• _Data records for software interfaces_
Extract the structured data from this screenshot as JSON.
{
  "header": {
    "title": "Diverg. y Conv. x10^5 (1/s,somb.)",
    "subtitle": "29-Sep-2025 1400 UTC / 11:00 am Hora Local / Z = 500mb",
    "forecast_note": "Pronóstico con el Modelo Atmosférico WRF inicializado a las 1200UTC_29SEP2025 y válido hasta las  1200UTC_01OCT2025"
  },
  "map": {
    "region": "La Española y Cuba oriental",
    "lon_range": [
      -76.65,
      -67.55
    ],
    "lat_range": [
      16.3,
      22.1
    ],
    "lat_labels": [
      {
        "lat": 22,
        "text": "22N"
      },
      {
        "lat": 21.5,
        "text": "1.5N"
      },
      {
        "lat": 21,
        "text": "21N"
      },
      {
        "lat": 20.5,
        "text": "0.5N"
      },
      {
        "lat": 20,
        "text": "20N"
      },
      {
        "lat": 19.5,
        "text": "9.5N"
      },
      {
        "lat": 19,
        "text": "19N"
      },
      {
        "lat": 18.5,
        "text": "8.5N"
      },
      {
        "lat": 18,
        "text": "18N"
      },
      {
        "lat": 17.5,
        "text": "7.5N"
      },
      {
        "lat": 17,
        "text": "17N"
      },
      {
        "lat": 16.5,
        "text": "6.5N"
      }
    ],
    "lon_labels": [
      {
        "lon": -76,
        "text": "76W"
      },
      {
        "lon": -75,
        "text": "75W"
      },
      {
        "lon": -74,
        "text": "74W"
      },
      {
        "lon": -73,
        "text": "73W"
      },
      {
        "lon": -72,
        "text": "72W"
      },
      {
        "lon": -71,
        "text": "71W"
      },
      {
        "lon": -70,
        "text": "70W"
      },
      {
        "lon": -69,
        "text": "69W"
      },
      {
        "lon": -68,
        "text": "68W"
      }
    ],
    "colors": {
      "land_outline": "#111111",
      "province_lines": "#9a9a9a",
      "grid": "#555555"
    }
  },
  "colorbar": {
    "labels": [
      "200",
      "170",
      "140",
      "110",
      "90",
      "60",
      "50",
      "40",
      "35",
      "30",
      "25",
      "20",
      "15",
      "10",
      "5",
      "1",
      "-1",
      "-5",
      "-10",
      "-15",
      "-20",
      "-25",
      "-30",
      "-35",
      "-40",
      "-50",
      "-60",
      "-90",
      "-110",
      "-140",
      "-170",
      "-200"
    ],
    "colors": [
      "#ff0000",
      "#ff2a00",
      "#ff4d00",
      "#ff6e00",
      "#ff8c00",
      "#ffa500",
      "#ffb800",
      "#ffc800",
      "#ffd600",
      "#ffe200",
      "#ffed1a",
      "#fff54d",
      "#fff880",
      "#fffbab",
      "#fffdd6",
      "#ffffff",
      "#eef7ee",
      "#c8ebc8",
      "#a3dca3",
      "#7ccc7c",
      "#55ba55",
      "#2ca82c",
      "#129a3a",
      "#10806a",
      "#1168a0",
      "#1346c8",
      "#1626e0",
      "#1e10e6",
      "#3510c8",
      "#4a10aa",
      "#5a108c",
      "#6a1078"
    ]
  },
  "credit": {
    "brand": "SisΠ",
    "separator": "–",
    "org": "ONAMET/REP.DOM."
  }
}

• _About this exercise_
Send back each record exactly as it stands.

• _Response area_
Extract the structured data from this screenshot as JSON.
{
  "header": {
    "title": "Diverg. y Conv. x10^5 (1/s,somb.)",
    "subtitle": "29-Sep-2025 1400 UTC / 11:00 am Hora Local / Z = 500mb",
    "forecast_note": "Pronóstico con el Modelo Atmosférico WRF inicializado a las 1200UTC_29SEP2025 y válido hasta las  1200UTC_01OCT2025"
  },
  "map": {
    "region": "La Española y Cuba oriental",
    "lon_range": [
      -76.65,
      -67.55
    ],
    "lat_range": [
      16.3,
      22.1
    ],
    "lat_labels": [
      {
        "lat": 22,
        "text": "22N"
      },
      {
        "lat": 21.5,
        "text": "1.5N"
      },
      {
        "lat": 21,
        "text": "21N"
      },
      {
        "lat": 20.5,
        "text": "0.5N"
      },
      {
        "lat": 20,
        "text": "20N"
      },
      {
        "lat": 19.5,
        "text": "9.5N"
      },
      {
        "lat": 19,
        "text": "19N"
      },
      {
        "lat": 18.5,
        "text": "8.5N"
      },
      {
        "lat": 18,
        "text": "18N"
      },
      {
        "lat": 17.5,
        "text": "7.5N"
      },
      {
        "lat": 17,
        "text": "17N"
      },
      {
        "lat": 16.5,
        "text": "6.5N"
      }
    ],
    "lon_labels": [
      {
        "lon": -76,
        "text": "76W"
      },
      {
        "lon": -75,
        "text": "75W"
      },
      {
        "lon": -74,
        "text": "74W"
      },
      {
        "lon": -73,
        "text": "73W"
      },
      {
        "lon": -72,
        "text": "72W"
      },
      {
        "lon": -71,
        "text": "71W"
      },
      {
        "lon": -70,
        "text": "70W"
      },
      {
        "lon": -69,
        "text": "69W"
      },
      {
        "lon": -68,
        "text": "68W"
      }
    ],
    "colors": {
      "land_outline": "#111111",
      "province_lines": "#9a9a9a",
      "grid": "#555555"
    }
  },
  "colorbar": {
    "labels": [
      "200",
      "170",
      "140",
      "110",
      "90",
      "60",
      "50",
      "40",
      "35",
      "30",
      "25",
      "20",
      "15",
      "10",
      "5",
      "1",
      "-1",
      "-5",
      "-10",
      "-15",
      "-20",
      "-25",
      "-30",
      "-35",
      "-40",
      "-50",
      "-60",
      "-90",
      "-110",
      "-140",
      "-170",
      "-200"
    ],
    "colors": [
      "#ff0000",
      "#ff2a00",
      "#ff4d00",
      "#ff6e00",
      "#ff8c00",
      "#ffa500",
      "#ffb800",
      "#ffc800",
      "#ffd600",
      "#ffe200",
      "#ffed1a",
      "#fff54d",
      "#fff880",
      "#fffbab",
      "#fffdd6",
      "#ffffff",
      "#eef7ee",
      "#c8ebc8",
      "#a3dca3",
      "#7ccc7c",
      "#55ba55",
      "#2ca82c",
      "#129a3a",
      "#10806a",
      "#1168a0",
      "#1346c8",
      "#1626e0",
      "#1e10e6",
      "#3510c8",
      "#4a10aa",
      "#5a108c",
      "#6a1078"
    ]
  },
  "credit": {
    "brand": "SisΠ",
    "separator": "–",
    "org": "ONAMET/REP.DOM."
  }
}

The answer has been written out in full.